Problem statement >> Each entry has to be reproduced in full, exactly as given.

Component data from apps and pages:
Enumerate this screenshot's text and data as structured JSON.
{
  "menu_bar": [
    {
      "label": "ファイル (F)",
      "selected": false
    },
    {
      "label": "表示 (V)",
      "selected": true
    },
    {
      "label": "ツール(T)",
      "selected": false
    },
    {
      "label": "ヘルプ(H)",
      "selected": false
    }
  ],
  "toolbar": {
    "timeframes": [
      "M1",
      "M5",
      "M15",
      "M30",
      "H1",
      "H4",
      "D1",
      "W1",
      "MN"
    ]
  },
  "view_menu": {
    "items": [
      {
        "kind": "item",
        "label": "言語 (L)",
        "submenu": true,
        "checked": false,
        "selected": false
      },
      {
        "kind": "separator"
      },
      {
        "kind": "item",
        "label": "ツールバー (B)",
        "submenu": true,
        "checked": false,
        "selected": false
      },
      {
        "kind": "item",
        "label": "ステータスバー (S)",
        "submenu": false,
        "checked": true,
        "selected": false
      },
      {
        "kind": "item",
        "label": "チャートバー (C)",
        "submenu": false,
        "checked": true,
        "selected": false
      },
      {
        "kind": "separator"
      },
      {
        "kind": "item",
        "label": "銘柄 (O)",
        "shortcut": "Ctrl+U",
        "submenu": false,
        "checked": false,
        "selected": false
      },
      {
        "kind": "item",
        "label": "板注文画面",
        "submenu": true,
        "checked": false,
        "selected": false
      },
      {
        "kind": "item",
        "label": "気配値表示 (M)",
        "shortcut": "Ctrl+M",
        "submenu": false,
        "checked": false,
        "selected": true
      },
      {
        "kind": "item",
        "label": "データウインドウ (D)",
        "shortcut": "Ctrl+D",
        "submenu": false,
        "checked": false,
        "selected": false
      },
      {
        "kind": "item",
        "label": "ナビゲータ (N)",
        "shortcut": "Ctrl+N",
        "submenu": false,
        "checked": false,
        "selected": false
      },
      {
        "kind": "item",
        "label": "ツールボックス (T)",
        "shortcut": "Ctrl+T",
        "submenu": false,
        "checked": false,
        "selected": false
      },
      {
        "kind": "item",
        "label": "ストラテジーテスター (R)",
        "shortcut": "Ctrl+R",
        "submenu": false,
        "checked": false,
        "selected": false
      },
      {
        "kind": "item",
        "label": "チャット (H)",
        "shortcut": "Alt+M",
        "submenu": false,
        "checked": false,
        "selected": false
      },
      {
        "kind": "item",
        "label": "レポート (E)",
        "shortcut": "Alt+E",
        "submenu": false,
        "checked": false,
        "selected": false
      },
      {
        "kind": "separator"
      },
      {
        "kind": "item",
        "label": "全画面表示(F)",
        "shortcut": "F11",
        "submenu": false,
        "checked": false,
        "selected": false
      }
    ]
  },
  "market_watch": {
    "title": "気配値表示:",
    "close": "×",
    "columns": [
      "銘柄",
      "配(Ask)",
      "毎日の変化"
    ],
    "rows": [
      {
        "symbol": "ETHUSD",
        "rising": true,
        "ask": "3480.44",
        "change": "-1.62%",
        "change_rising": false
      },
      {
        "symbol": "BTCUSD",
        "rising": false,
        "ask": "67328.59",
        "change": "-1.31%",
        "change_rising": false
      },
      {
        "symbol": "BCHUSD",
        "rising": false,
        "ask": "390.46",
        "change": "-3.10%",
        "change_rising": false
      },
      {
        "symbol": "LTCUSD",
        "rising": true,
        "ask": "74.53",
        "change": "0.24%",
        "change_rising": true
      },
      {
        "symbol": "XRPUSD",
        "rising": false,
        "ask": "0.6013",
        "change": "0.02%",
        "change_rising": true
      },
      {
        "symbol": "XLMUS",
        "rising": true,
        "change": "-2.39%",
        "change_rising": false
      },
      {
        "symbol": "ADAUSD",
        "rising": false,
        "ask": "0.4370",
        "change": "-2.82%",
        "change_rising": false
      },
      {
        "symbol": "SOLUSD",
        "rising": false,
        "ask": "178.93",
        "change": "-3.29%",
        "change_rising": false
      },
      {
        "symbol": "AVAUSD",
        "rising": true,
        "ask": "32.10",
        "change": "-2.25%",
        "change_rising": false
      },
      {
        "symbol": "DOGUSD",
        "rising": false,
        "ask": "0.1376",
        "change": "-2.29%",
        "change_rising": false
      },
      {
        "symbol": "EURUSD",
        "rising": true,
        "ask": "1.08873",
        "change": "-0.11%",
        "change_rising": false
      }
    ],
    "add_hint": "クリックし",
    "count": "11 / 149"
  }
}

Response area >>
Enumerate this screenshot's text and data as structured JSON.
{
  "menu_bar": [
    {
      "label": "ファイル (F)",
      "selected": false
    },
    {
      "label": "表示 (V)",
      "selected": true
    },
    {
      "label": "ツール(T)",
      "selected": false
    },
    {
      "label": "ヘルプ(H)",
      "selected": false
    }
  ],
  "toolbar": {
    "timeframes": [
      "M1",
      "M5",
      "M15",
      "M30",
      "H1",
      "H4",
      "D1",
      "W1",
      "MN"
    ]
  },
  "view_menu": {
    "items": [
      {
        "kind": "item",
        "label": "言語 (L)",
        "submenu": true,
        "checked": false,
        "selected": false
      },
      {
        "kind": "separator"
      },
      {
        "kind": "item",
        "label": "ツールバー (B)",
        "submenu": true,
        "checked": false,
        "selected": false
      },
      {
        "kind": "item",
        "label": "ステータスバー (S)",
        "submenu": false,
        "checked": true,
        "selected": false
      },
      {
        "kind": "item",
        "label": "チャートバー (C)",
        "submenu": false,
        "checked": true,
        "selected": false
      },
      {
        "kind": "separator"
      },
      {
        "kind": "item",
        "label": "銘柄 (O)",
        "shortcut": "Ctrl+U",
        "submenu": false,
        "checked": false,
        "selected": false
      },
      {
        "kind": "item",
        "label": "板注文画面",
        "submenu": true,
        "checked": false,
        "selected": false
      },
      {
        "kind": "item",
        "label": "気配値表示 (M)",
        "shortcut": "Ctrl+M",
        "submenu": false,
        "checked": false,
        "selected": true
      },
      {
        "kind": "item",
        "label": "データウインドウ (D)",
        "shortcut": "Ctrl+D",
        "submenu": false,
        "checked": false,
        "selected": false
      },
      {
        "kind": "item",
        "label": "ナビゲータ (N)",
        "shortcut": "Ctrl+N",
        "submenu": false,
        "checked": false,
        "selected": false
      },
      {
        "kind": "item",
        "label": "ツールボックス (T)",
        "shortcut": "Ctrl+T",
        "submenu": false,
        "checked": false,
        "selected": false
      },
      {
        "kind": "item",
        "label": "ストラテジーテスター (R)",
        "shortcut": "Ctrl+R",
        "submenu": false,
        "checked": false,
        "selected": false
      },
      {
        "kind": "item",
        "label": "チャット (H)",
        "shortcut": "Alt+M",
        "submenu": false,
        "checked": false,
        "selected": false
      },
      {
        "kind": "item",
        "label": "レポート (E)",
        "shortcut": "Alt+E",
        "submenu": false,
        "checked": false,
        "selected": false
      },
      {
        "kind": "separator"
      },
      {
        "kind": "item",
        "label": "全画面表示(F)",
        "shortcut": "F11",
        "submenu": false,
        "checked": false,
        "selected": false
      }
    ]
  },
  "market_watch": {
    "title": "気配値表示:",
    "close": "×",
    "columns": [
      "銘柄",
      "配(Ask)",
      "毎日の変化"
    ],
    "rows": [
      {
        "symbol": "ETHUSD",
        "rising": true,
        "ask": "3480.44",
        "change": "-1.62%",
        "change_rising": false
      },
      {
        "symbol": "BTCUSD",
        "rising": false,
        "ask": "67328.59",
        "change": "-1.31%",
        "change_rising": false
      },
      {
        "symbol": "BCHUSD",
        "rising": false,
        "ask": "390.46",
        "change": "-3.10%",
        "change_rising": false
      },
      {
        "symbol": "LTCUSD",
        "rising": true,
        "ask": "74.53",
        "change": "0.24%",
        "change_rising": true
      },
      {
        "symbol": "XRPUSD",
        "rising": false,
        "ask": "0.6013",
        "change": "0.02%",
        "change_rising": true
      },
      {
        "symbol": "XLMUS",
        "rising": true,
        "change": "-2.39%",
        "change_rising": false
      },
      {
        "symbol": "ADAUSD",
        "rising": false,
        "ask": "0.4370",
        "change": "-2.82%",
        "change_rising": false
      },
      {
        "symbol": "SOLUSD",
        "rising": false,
        "ask": "178.93",
        "change": "-3.29%",
        "change_rising": false
      },
      {
        "symbol": "AVAUSD",
        "rising": true,
        "ask": "32.10",
        "change": "-2.25%",
        "change_rising": false
      },
      {
        "symbol": "DOGUSD",
        "rising": false,
        "ask": "0.1376",
        "change": "-2.29%",
        "change_rising": false
      },
      {
        "symbol": "EURUSD",
        "rising": true,
        "ask": "1.08873",
        "change": "-0.11%",
        "change_rising": false
      }
    ],
    "add_hint": "クリックし",
    "count": "11 / 149"
  }
}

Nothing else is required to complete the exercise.